The rate of energy lost from the storage tank to the environment, which is at temperature Tenv, is given by
The storage tank losses for the month can be obtained by integrating Eq. (11.50), considering that (UA)s and Tenv are constant for the month:
where Ts = monthly average storage tank temperature (°C).
Therefore, the total load on the solar energy system is the actual load required by a process and the storage tank losses. Because the storage tanks are usually well insulted, storage tank losses are small and the tank rarely drops below the minimum temperature. The fraction of the total load supplied by the solar energy system, including storage tank losses, is given by
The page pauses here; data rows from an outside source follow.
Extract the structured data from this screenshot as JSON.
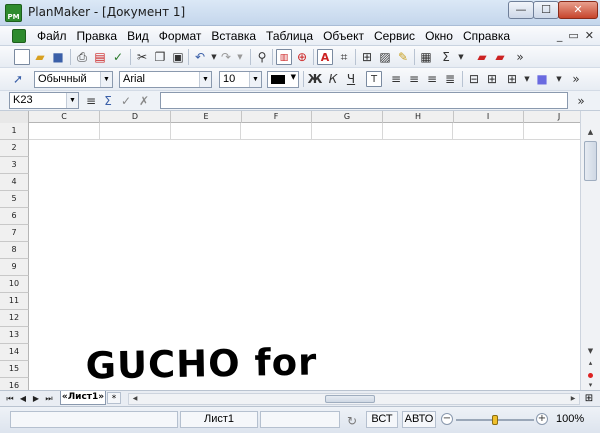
{
  "window": {
    "app_icon_text": "PM",
    "title": "PlanMaker - [Документ 1]",
    "min_glyph": "—",
    "max_glyph": "☐",
    "close_glyph": "✕"
  },
  "menu": {
    "items": [
      "Файл",
      "Правка",
      "Вид",
      "Формат",
      "Вставка",
      "Таблица",
      "Объект",
      "Сервис",
      "Окно",
      "Справка"
    ],
    "mdi_min": "_",
    "mdi_restore": "▭",
    "mdi_close": "✕"
  },
  "format_toolbar": {
    "style": "Обычный",
    "font": "Arial",
    "size": "10"
  },
  "formula_bar": {
    "cell_ref": "K23",
    "value": ""
  },
  "grid": {
    "columns": [
      "C",
      "D",
      "E",
      "F",
      "G",
      "H",
      "I",
      "J"
    ],
    "rows": [
      "1",
      "2",
      "3",
      "4",
      "5",
      "6",
      "7",
      "8",
      "9",
      "10",
      "11",
      "12",
      "13",
      "14",
      "15",
      "16"
    ]
  },
  "sheets": {
    "tabs": [
      "«Лист1»"
    ],
    "add_tab": "*"
  },
  "status": {
    "sheet_name": "Лист1",
    "insert_mode": "ВСТ",
    "calc_mode": "АВТО",
    "zoom": "100%",
    "zoom_level": 0.5
  },
  "watermark": "GUCHO for www.CWER.ru",
  "colors": {
    "text_color": "#000000",
    "accent_green": "#2e8b2e"
  }
}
Lu + Qst where
Ls = solar energy supplied to the load (GJ). Lu = useful load (GJ).
Therefore, after Qst is estimated, /TL can be obtained from the /-charts as usual. The solar fraction / can also be represented by Ls/Lu, i.e., the solar energy supplied to the load to the useful load, then Eq. (11.52) becomes f /rTL
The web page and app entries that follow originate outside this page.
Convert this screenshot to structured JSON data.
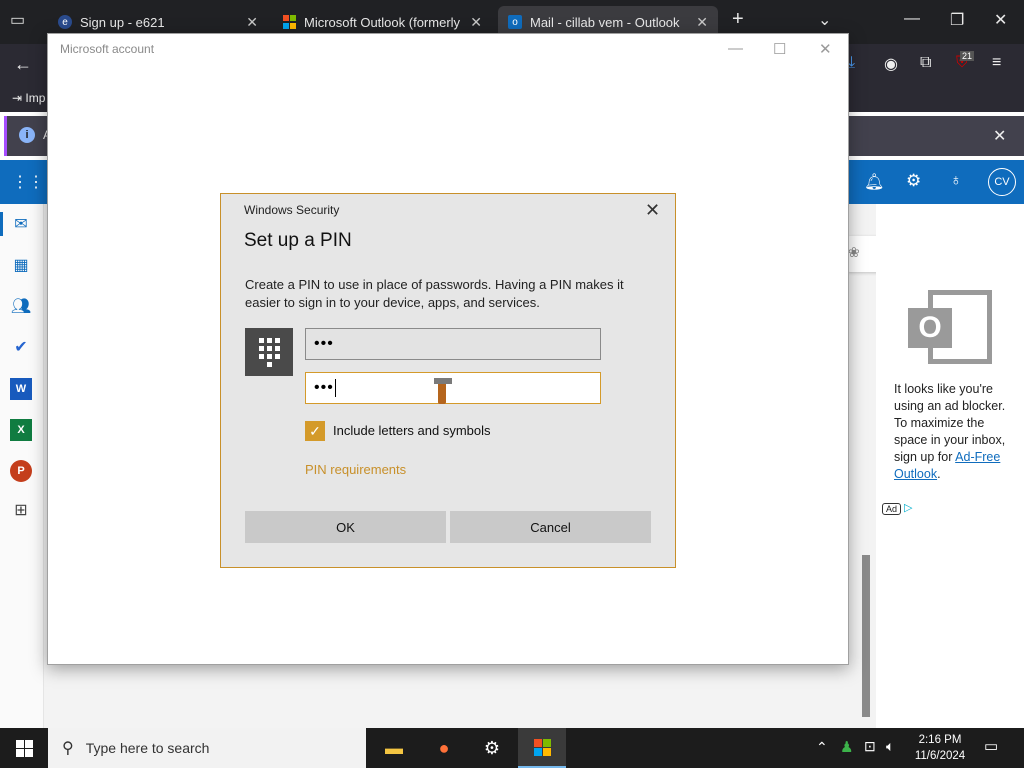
{
  "browser": {
    "tabs": [
      {
        "label": "Sign up - e621",
        "active": false
      },
      {
        "label": "Microsoft Outlook (formerly Ho",
        "active": false
      },
      {
        "label": "Mail - cillab vem - Outlook",
        "active": true
      }
    ],
    "bookmark_partial": "Imp",
    "notification_partial": "A",
    "badge_count": "21"
  },
  "outlook": {
    "avatar_initials": "CV",
    "toolbar_more": "···",
    "ad_text": "It looks like you're using an ad blocker. To maximize the space in your inbox, sign up for",
    "ad_link": "Ad-Free Outlook",
    "ad_link_suffix": ".",
    "ad_badge": "Ad"
  },
  "ms_window": {
    "title": "Microsoft account"
  },
  "dialog": {
    "window_title": "Windows Security",
    "heading": "Set up a PIN",
    "description": "Create a PIN to use in place of passwords. Having a PIN makes it easier to sign in to your device, apps, and services.",
    "pin_value": "•••",
    "confirm_value": "•••",
    "checkbox_label": "Include letters and symbols",
    "checkbox_checked": true,
    "pin_requirements_link": "PIN requirements",
    "ok_label": "OK",
    "cancel_label": "Cancel"
  },
  "taskbar": {
    "search_placeholder": "Type here to search",
    "time": "2:16 PM",
    "date": "11/6/2024"
  },
  "colors": {
    "accent": "#d49a2a",
    "outlook_blue": "#0f6cbd"
  }
}
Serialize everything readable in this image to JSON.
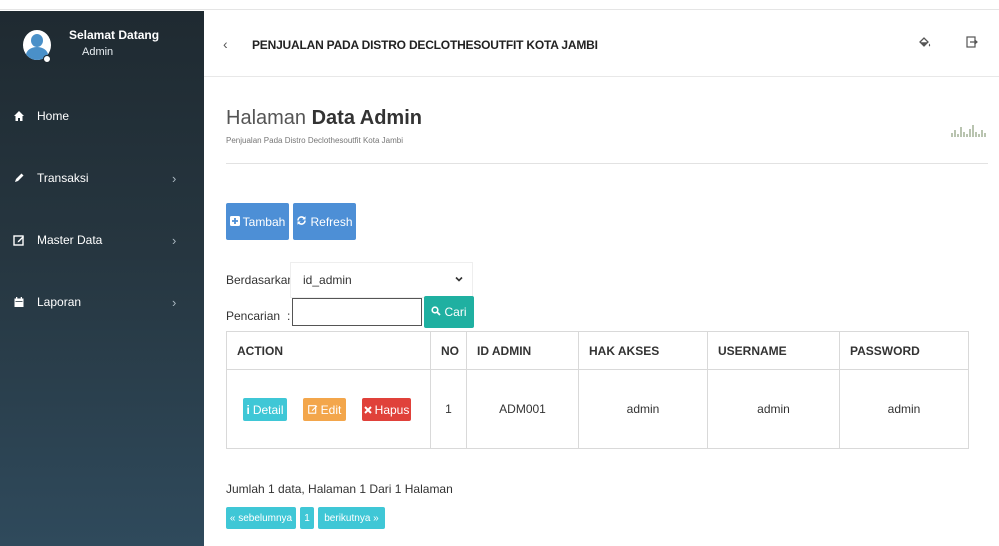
{
  "sidebar": {
    "greeting": "Selamat Datang",
    "role": "Admin",
    "items": [
      {
        "label": "Home",
        "icon": "home-icon",
        "has_submenu": false
      },
      {
        "label": "Transaksi",
        "icon": "pencil-icon",
        "has_submenu": true
      },
      {
        "label": "Master Data",
        "icon": "edit-icon",
        "has_submenu": true
      },
      {
        "label": "Laporan",
        "icon": "calendar-icon",
        "has_submenu": true
      }
    ],
    "chevron": "›"
  },
  "topbar": {
    "back": "‹",
    "title": "PENJUALAN PADA DISTRO DECLOTHESOUTFIT KOTA JAMBI",
    "icons": [
      "paint-bucket-icon",
      "logout-icon"
    ]
  },
  "page": {
    "title_light": "Halaman ",
    "title_bold": "Data Admin",
    "subtitle": "Penjualan Pada Distro Declothesoutfit Kota Jambi"
  },
  "toolbar": {
    "add_label": "Tambah",
    "refresh_label": "Refresh"
  },
  "filter": {
    "label": "Berdasarkan:",
    "selected": "id_admin",
    "search_label": "Pencarian",
    "search_colon": ":",
    "search_value": "",
    "search_button": "Cari"
  },
  "table": {
    "headers": [
      "ACTION",
      "NO",
      "ID ADMIN",
      "HAK AKSES",
      "USERNAME",
      "PASSWORD"
    ],
    "rows": [
      {
        "actions": {
          "detail": "Detail",
          "edit": "Edit",
          "delete": "Hapus"
        },
        "no": "1",
        "id_admin": "ADM001",
        "hak_akses": "admin",
        "username": "admin",
        "password": "admin"
      }
    ]
  },
  "summary": "Jumlah 1 data, Halaman 1 Dari 1 Halaman",
  "pagination": {
    "prev": "« sebelumnya",
    "page": "1",
    "next": "berikutnya »"
  },
  "colors": {
    "sidebar_top": "#1f2a31",
    "sidebar_bottom": "#2f4a5c",
    "primary": "#4d8fd6",
    "info": "#3fc7d6",
    "warning": "#f3a64b",
    "danger": "#e0413a",
    "success": "#1fb0a1"
  }
}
Storage tank losses can be estimated by considering that the tank remains at Tmin during the month or by assuming that the average tank temperature is equal to the monthly average collector inlet temperature, Ti, which can be estimated by the $ charts. Finally, the average daily utilizability is given by (Klein and Beckman, 1979):
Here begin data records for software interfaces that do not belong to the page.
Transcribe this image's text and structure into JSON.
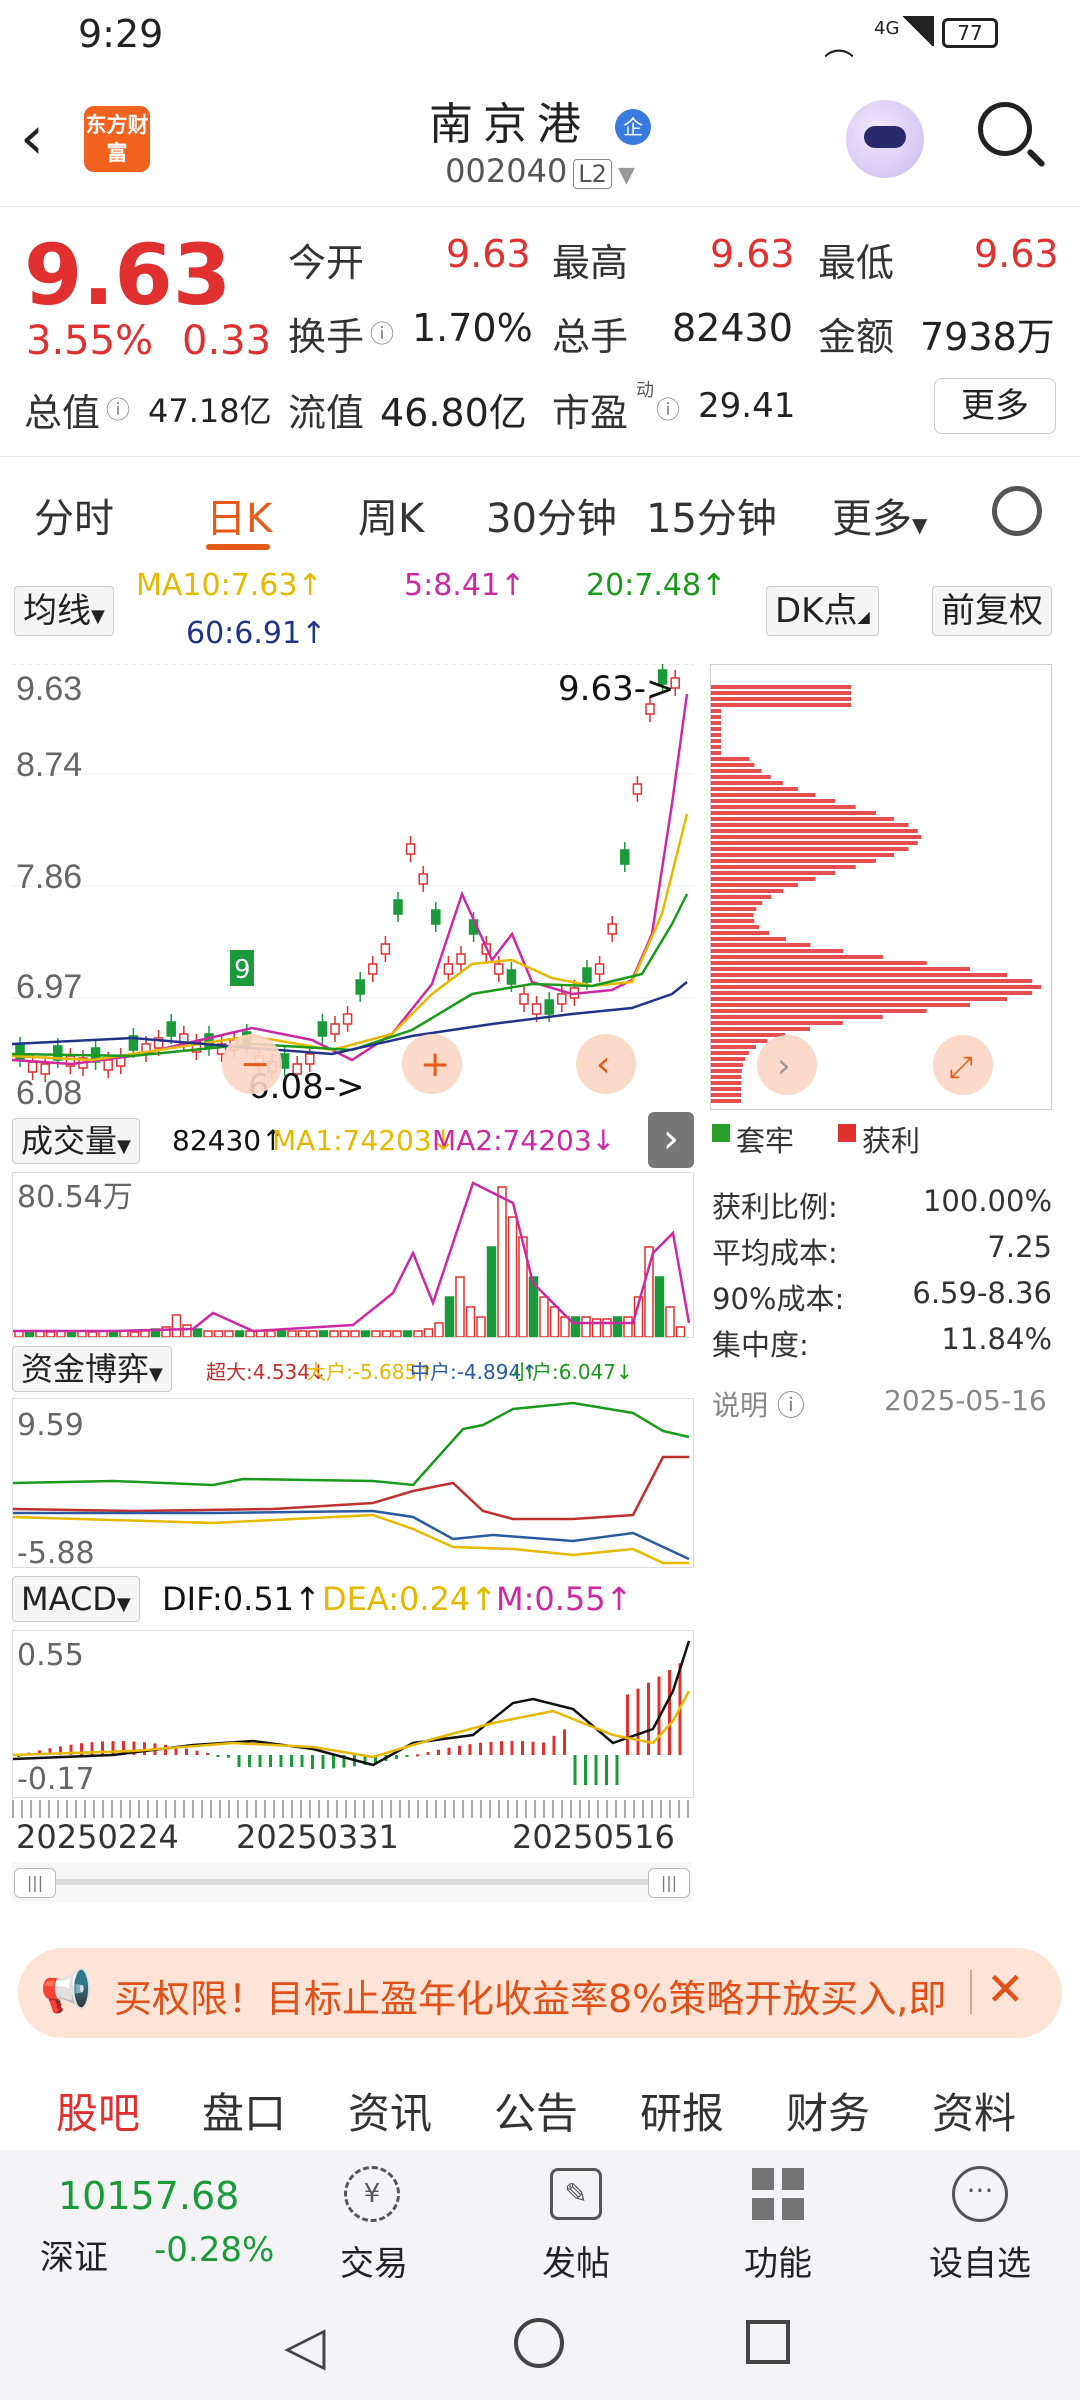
{
  "status": {
    "time": "9:29",
    "battery": "77",
    "signal_label": "4G"
  },
  "header": {
    "back_icon": "back-arrow-icon",
    "logo_text": "东方财富",
    "stock_name": "南京港",
    "stock_badge": "企",
    "stock_code": "002040",
    "level_badge": "L2"
  },
  "quote": {
    "price": "9.63",
    "pct_change": "3.55%",
    "change": "0.33",
    "open_label": "今开",
    "open": "9.63",
    "high_label": "最高",
    "high": "9.63",
    "low_label": "最低",
    "low": "9.63",
    "turnover_label": "换手",
    "turnover": "1.70%",
    "volume_label": "总手",
    "volume": "82430",
    "amount_label": "金额",
    "amount": "7938万",
    "total_value_label": "总值",
    "total_value": "47.18亿",
    "float_value_label": "流值",
    "float_value": "46.80亿",
    "pe_label": "市盈",
    "pe_sup": "动",
    "pe": "29.41",
    "more_label": "更多"
  },
  "tabs": {
    "items": [
      "分时",
      "日K",
      "周K",
      "30分钟",
      "15分钟",
      "更多"
    ],
    "active": "日K"
  },
  "ma_bar": {
    "select_label": "均线",
    "ma10": "MA10:7.63↑",
    "ma5": "5:8.41↑",
    "ma20": "20:7.48↑",
    "ma60": "60:6.91↑",
    "dk_label": "DK点",
    "adjust_label": "前复权"
  },
  "kchart": {
    "y_labels": [
      "9.63",
      "8.74",
      "7.86",
      "6.97",
      "6.08"
    ],
    "high_marker": "9.63->",
    "low_marker": "6.08->",
    "badge": "9",
    "minus": "−",
    "plus": "+"
  },
  "volume": {
    "select_label": "成交量",
    "value": "82430↑",
    "ma1": "MA1:74203↓",
    "ma2": "MA2:74203↓",
    "y_label": "80.54万"
  },
  "capital": {
    "select_label": "资金博弈",
    "super": "超大:4.534↓",
    "large": "大户:-5.685↑",
    "mid": "中户:-4.894↑",
    "small": "小户:6.047↓",
    "y_top": "9.59",
    "y_bot": "-5.88"
  },
  "macd": {
    "select_label": "MACD",
    "dif": "DIF:0.51↑",
    "dea": "DEA:0.24↑",
    "m": "M:0.55↑",
    "y_top": "0.55",
    "y_bot": "-0.17"
  },
  "dates": [
    "20250224",
    "20250331",
    "20250516"
  ],
  "cost_panel": {
    "legend_trapped": "套牢",
    "legend_profit": "获利",
    "rows": [
      {
        "label": "获利比例:",
        "value": "100.00%"
      },
      {
        "label": "平均成本:",
        "value": "7.25"
      },
      {
        "label": "90%成本:",
        "value": "6.59-8.36"
      },
      {
        "label": "集中度:",
        "value": "11.84%"
      }
    ],
    "note_label": "说明",
    "date": "2025-05-16"
  },
  "banner": {
    "text": "买权限！目标止盈年化收益率8%策略开放买入,即"
  },
  "bottom_tabs": {
    "items": [
      "股吧",
      "盘口",
      "资讯",
      "公告",
      "研报",
      "财务",
      "资料"
    ],
    "active": "股吧"
  },
  "dock": {
    "index_value": "10157.68",
    "index_name": "深证",
    "index_change": "-0.28%",
    "trade": "交易",
    "post": "发帖",
    "func": "功能",
    "watch": "设自选"
  },
  "colors": {
    "up": "#e03030",
    "down": "#1a9a3a",
    "accent": "#e65a1a"
  }
}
For the estimation of the tank losses with Eq. (11.51), Klein and Beckman (1979) recommend the use of the mean of Tmin and Ti. The process is iterative, i.e., T is assumed, from which Qst is estimated. From this, the fTL is estimated with the f-charts; subsequently, $ is estimated from Eq. (11.54) and Xc is obtained from $ charts, from which Ti is estimated from Eq. (11.45). This new value of Ti is compared with the initially assumed value and a new iteration is carried out if necessary. Finally, Eq. (11.53) is used to estimate the solar fraction, f.
Was this article helpful?